5 Responses to “Hey Brexiters, please remind us: what’s the point of Brexit?”

  • We attempted an attack on Europe but the wind changed and blew the gas back on ourselves. We will be coughing up for years while the foreign billionaires who organised the shameful offensive just smirk, for they are far away from the front line

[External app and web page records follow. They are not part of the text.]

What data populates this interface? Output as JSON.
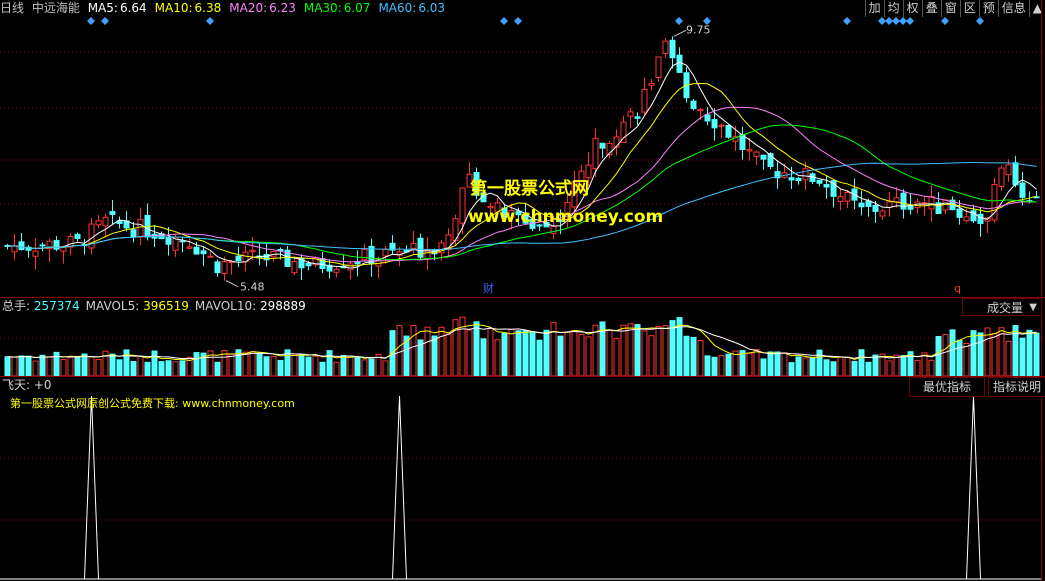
{
  "header": {
    "period": "日线",
    "stock_name": "中远海能",
    "ma_items": [
      {
        "label": "MA5:",
        "value": "6.64",
        "color": "#ffffff"
      },
      {
        "label": "MA10:",
        "value": "6.38",
        "color": "#ffff00"
      },
      {
        "label": "MA20:",
        "value": "6.23",
        "color": "#ff80ff"
      },
      {
        "label": "MA30:",
        "value": "6.07",
        "color": "#00ff00"
      },
      {
        "label": "MA60:",
        "value": "6.03",
        "color": "#40c0ff"
      }
    ]
  },
  "toolbar": {
    "buttons": [
      "加",
      "均",
      "权",
      "叠",
      "窗",
      "区",
      "预",
      "信息",
      "▲"
    ]
  },
  "price_panel": {
    "high_label": "9.75",
    "low_label": "5.48",
    "finance_marker": "财",
    "right_marker": "q",
    "watermark_title": "第一股票公式网",
    "watermark_url": "www.chnmoney.com"
  },
  "volume_panel": {
    "items": [
      {
        "label": "总手:",
        "value": "257374",
        "color": "#40ffff"
      },
      {
        "label": "MAVOL5:",
        "value": "396519",
        "color": "#ffff00"
      },
      {
        "label": "MAVOL10:",
        "value": "298889",
        "color": "#ffffff"
      }
    ],
    "indicator_select": "成交量",
    "dropdown_arrow": "▼"
  },
  "indicator_panel": {
    "label": "飞天:",
    "value": "+0",
    "note": "第一股票公式网原创公式免费下载: www.chnmoney.com",
    "best_button": "最优指标",
    "help_button": "指标说明"
  },
  "colors": {
    "up": "#ff3232",
    "down": "#54ffff",
    "grid": "#8b0000",
    "diamond": "#40a0ff",
    "watermark": "#ffff00"
  },
  "chart_data": {
    "type": "candlestick",
    "price_max_label": 9.75,
    "price_min_label": 5.48,
    "ma_values": {
      "MA5": 6.64,
      "MA10": 6.38,
      "MA20": 6.23,
      "MA30": 6.07,
      "MA60": 6.03
    },
    "volume": {
      "last": 257374,
      "MAVOL5": 396519,
      "MAVOL10": 298889
    },
    "indicator_signal_bars": [
      12,
      56,
      138
    ]
  }
}
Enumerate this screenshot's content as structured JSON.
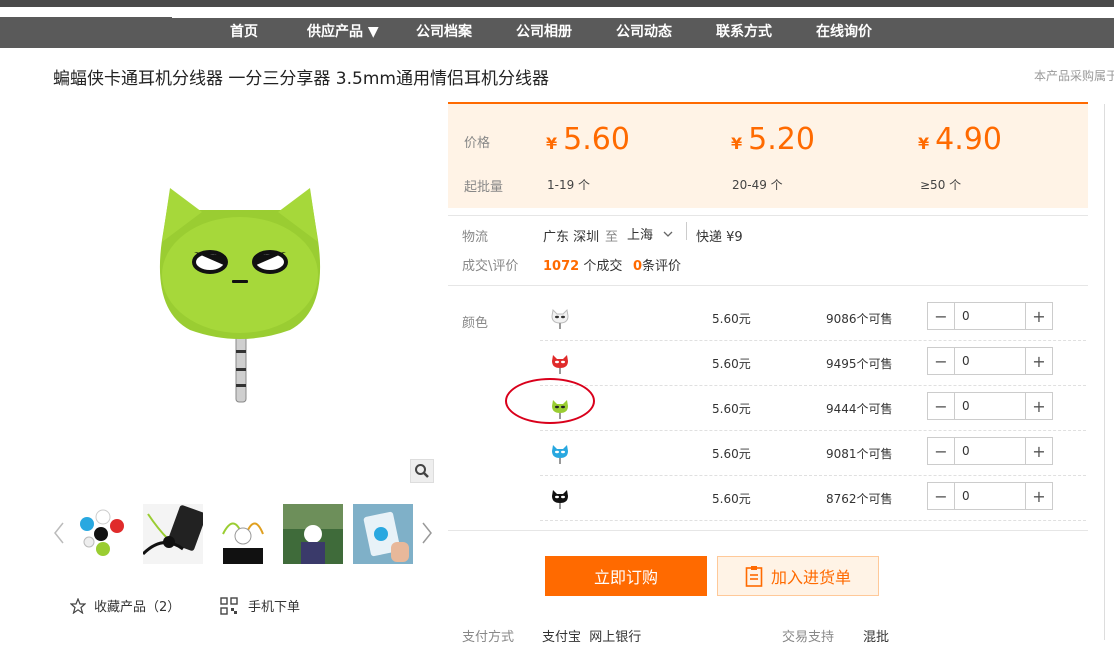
{
  "nav": {
    "items": [
      "首页",
      "供应产品 ▼",
      "公司档案",
      "公司相册",
      "公司动态",
      "联系方式",
      "在线询价"
    ]
  },
  "product": {
    "title": "蝙蝠侠卡通耳机分线器 一分三分享器 3.5mm通用情侣耳机分线器",
    "note": "本产品采购属于"
  },
  "pricing": {
    "price_label": "价格",
    "min_label": "起批量",
    "currency": "¥",
    "tiers": [
      {
        "price": "5.60",
        "qty": "1-19 个"
      },
      {
        "price": "5.20",
        "qty": "20-49 个"
      },
      {
        "price": "4.90",
        "qty": "≥50 个"
      }
    ]
  },
  "logistics": {
    "label": "物流",
    "from": "广东 深圳",
    "to_word": "至",
    "to": "上海",
    "shipping": "快递 ¥9"
  },
  "deals": {
    "label": "成交\\评价",
    "count": "1072",
    "count_suffix": "个成交",
    "reviews": "0",
    "reviews_suffix": "条评价"
  },
  "variants": {
    "label": "颜色",
    "rows": [
      {
        "color": "white",
        "price": "5.60元",
        "stock": "9086个可售",
        "qty": "0"
      },
      {
        "color": "red",
        "price": "5.60元",
        "stock": "9495个可售",
        "qty": "0"
      },
      {
        "color": "green",
        "price": "5.60元",
        "stock": "9444个可售",
        "qty": "0"
      },
      {
        "color": "blue",
        "price": "5.60元",
        "stock": "9081个可售",
        "qty": "0"
      },
      {
        "color": "black",
        "price": "5.60元",
        "stock": "8762个可售",
        "qty": "0"
      }
    ]
  },
  "actions": {
    "order": "立即订购",
    "cart": "加入进货单",
    "favorite": "收藏产品（2）",
    "mobile": "手机下单"
  },
  "footer": {
    "pay_label": "支付方式",
    "pay_value": "支付宝  网上银行",
    "trade_label": "交易支持",
    "trade_value": "混批"
  },
  "colors": {
    "accent": "#ff6a00",
    "nav_bg": "#5a5a5a",
    "price_bg": "#fff3e6",
    "highlight": "#d9001b"
  }
}
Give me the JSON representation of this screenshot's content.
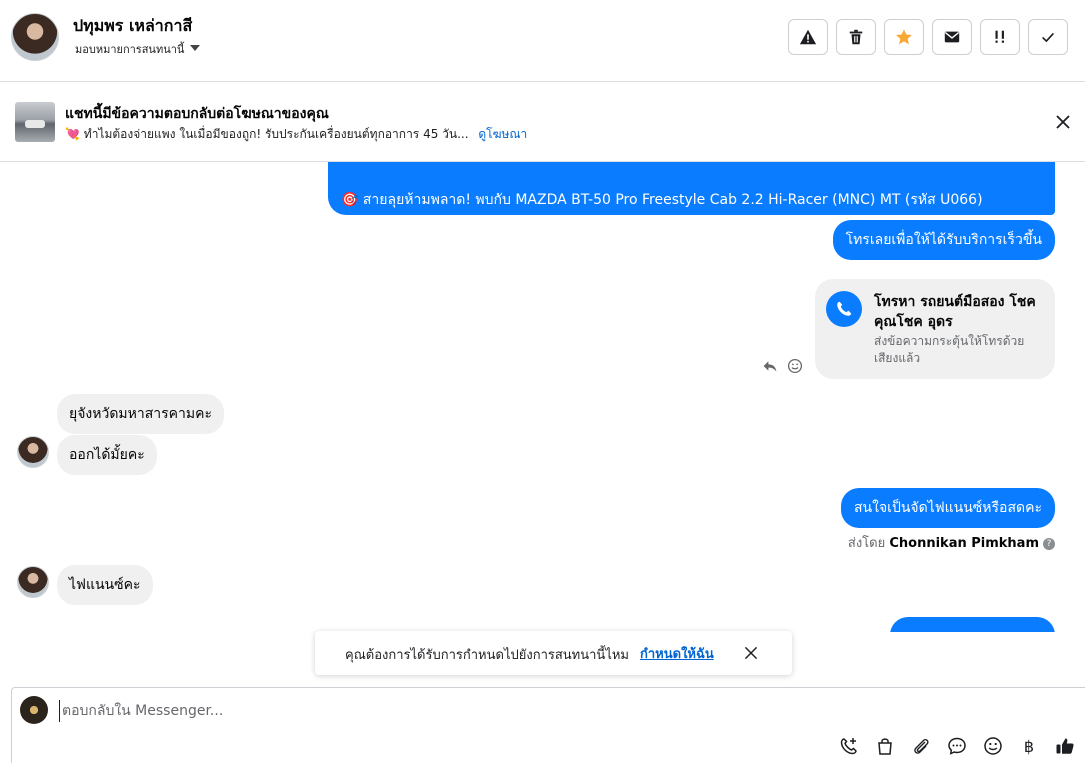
{
  "header": {
    "contact_name": "ปทุมพร เหล่ากาสี",
    "assign_label": "มอบหมายการสนทนานี้",
    "tools": [
      {
        "name": "spam-icon"
      },
      {
        "name": "trash-icon"
      },
      {
        "name": "star-icon",
        "color": "#f7a933"
      },
      {
        "name": "mail-icon"
      },
      {
        "name": "priority-icon"
      },
      {
        "name": "check-icon"
      }
    ]
  },
  "ad_banner": {
    "title": "แชทนี้มีข้อความตอบกลับต่อโฆษณาของคุณ",
    "subtitle": "ทำไมต้องจ่ายแพง ในเมื่อมีของถูก! รับประกันเครื่องยนต์ทุกอาการ 45 วัน...",
    "link": "ดูโฆษณา"
  },
  "messages": {
    "out_promo": "🎯 สายลุยห้ามพลาด! พบกับ MAZDA BT-50 Pro Freestyle Cab 2.2 Hi-Racer (MNC) MT (รหัส U066)",
    "out_call_prompt": "โทรเลยเพื่อให้ได้รับบริการเร็วขึ้น",
    "call_card_title": "โทรหา รถยนต์มือสอง โชคคุณโชค อุดร",
    "call_card_sub": "ส่งข้อความกระตุ้นให้โทรด้วยเสียงแล้ว",
    "in_1": "ยุจังหวัดมหาสารคามคะ",
    "in_2": "ออกได้มั้ยคะ",
    "out_2": "สนใจเป็นจัดไฟแนนซ์หรือสดคะ",
    "sent_by_prefix": "ส่งโดย",
    "sent_by_name": "Chonnikan Pimkham",
    "in_3": "ไฟแนนซ์คะ"
  },
  "toast": {
    "text": "คุณต้องการได้รับการกำหนดไปยังการสนทนานี้ไหม",
    "link": "กำหนดให้ฉัน"
  },
  "composer": {
    "placeholder": "ตอบกลับใน Messenger...",
    "currency_symbol": "฿"
  },
  "colors": {
    "brand_blue": "#0a7cff",
    "link_blue": "#0064d1"
  }
}
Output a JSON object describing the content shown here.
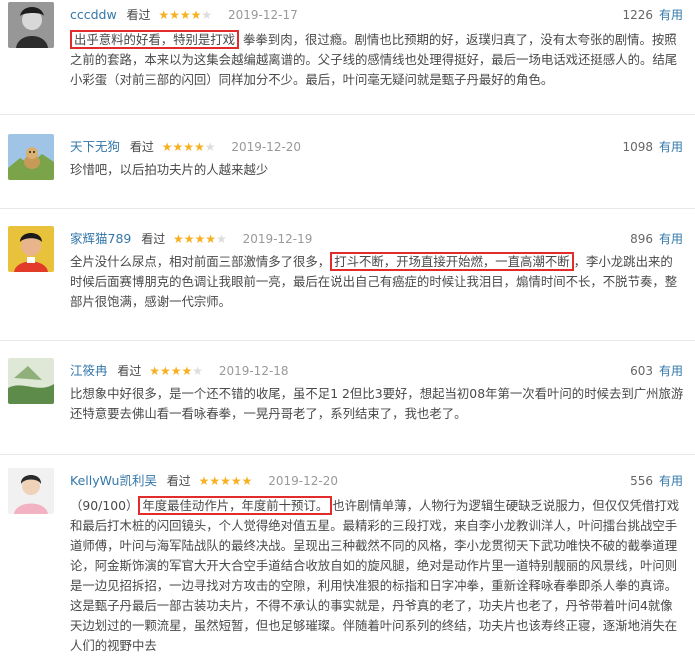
{
  "labels": {
    "seen": "看过",
    "useful": "有用"
  },
  "colors": {
    "author_link": "#3377aa",
    "star": "#f7b120",
    "highlight_border": "#e22b2b"
  },
  "reviews": [
    {
      "author": "cccddw",
      "rating": 4,
      "date": "2019-12-17",
      "votes": "1226",
      "highlight": "出乎意料的好看，特别是打戏",
      "text": "拳拳到肉，很过瘾。剧情也比预期的好，返璞归真了，没有太夸张的剧情。按照之前的套路，本来以为这集会越编越离谱的。父子线的感情线也处理得挺好，最后一场电话戏还挺感人的。结尾小彩蛋（对前三部的闪回）同样加分不少。最后，叶问毫无疑问就是甄子丹最好的角色。"
    },
    {
      "author": "天下无狗",
      "rating": 4,
      "date": "2019-12-20",
      "votes": "1098",
      "text": "珍惜吧，以后拍功夫片的人越来越少"
    },
    {
      "author": "家辉猫789",
      "rating": 4,
      "date": "2019-12-19",
      "votes": "896",
      "text_before": "全片没什么尿点，相对前面三部激情多了很多，",
      "highlight": "打斗不断，开场直接开始燃，一直高潮不断",
      "text": "，李小龙跳出来的时候后面赛博朋克的色调让我眼前一亮，最后在说出自己有癌症的时候让我泪目，煽情时间不长，不脱节奏，整部片很饱满，感谢一代宗师。"
    },
    {
      "author": "江筱冉",
      "rating": 4,
      "date": "2019-12-18",
      "votes": "603",
      "text": "比想象中好很多，是一个还不错的收尾，虽不足1 2但比3要好，想起当初08年第一次看叶问的时候去到广州旅游还特意要去佛山看一看咏春拳，一晃丹哥老了，系列结束了，我也老了。"
    },
    {
      "author": "KellyWu凯利吴",
      "rating": 5,
      "date": "2019-12-20",
      "votes": "556",
      "text_before": "（90/100）",
      "highlight": "年度最佳动作片，年度前十预订。",
      "text": "也许剧情单薄，人物行为逻辑生硬缺乏说服力，但仅仅凭借打戏和最后打木桩的闪回镜头，个人觉得绝对值五星。最精彩的三段打戏，来自李小龙教训洋人，叶问擂台挑战空手道师傅，叶问与海军陆战队的最终决战。呈现出三种截然不同的风格，李小龙贯彻天下武功唯快不破的截拳道理论，阿金斯饰演的军官大开大合空手道结合收放自如的旋风腿，绝对是动作片里一道特别靓丽的风景线，叶问则是一边见招拆招，一边寻找对方攻击的空隙，利用快准狠的标指和日字冲拳，重新诠释咏春拳即杀人拳的真谛。这是甄子丹最后一部古装功夫片，不得不承认的事实就是，丹爷真的老了，功夫片也老了，丹爷带着叶问4就像天边划过的一颗流星，虽然短暂，但也足够璀璨。伴随着叶问系列的终结，功夫片也该寿终正寝，逐渐地消失在人们的视野中去"
    }
  ]
}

  • The chances of stopping Brexit now have gone from very slim to non exisistant.
    You might as well face the reality, pack up and go home.
    To give honest constructive criticism, remain extremists such as yourself, Campbell and Hesseltine etc. now come across as a bit weird. I don’t mean to be rude, but you do.
    The smart move now would be to accept that the UK is leaving the EU, but campaign for an Efta/EEA settlement that would allow UK citizens FoM at the same time as giving the UK back its ability to diverge outside the EEA.
    The sooner you realise this, the sooner people outside your extreme remain echo box might start listening to you.

    Merry Christmas!

  • @king john

    time to organize the revolution by the proletariat, methink ?
    what say you about a 50% wealth tax on assets owned by non-doms ?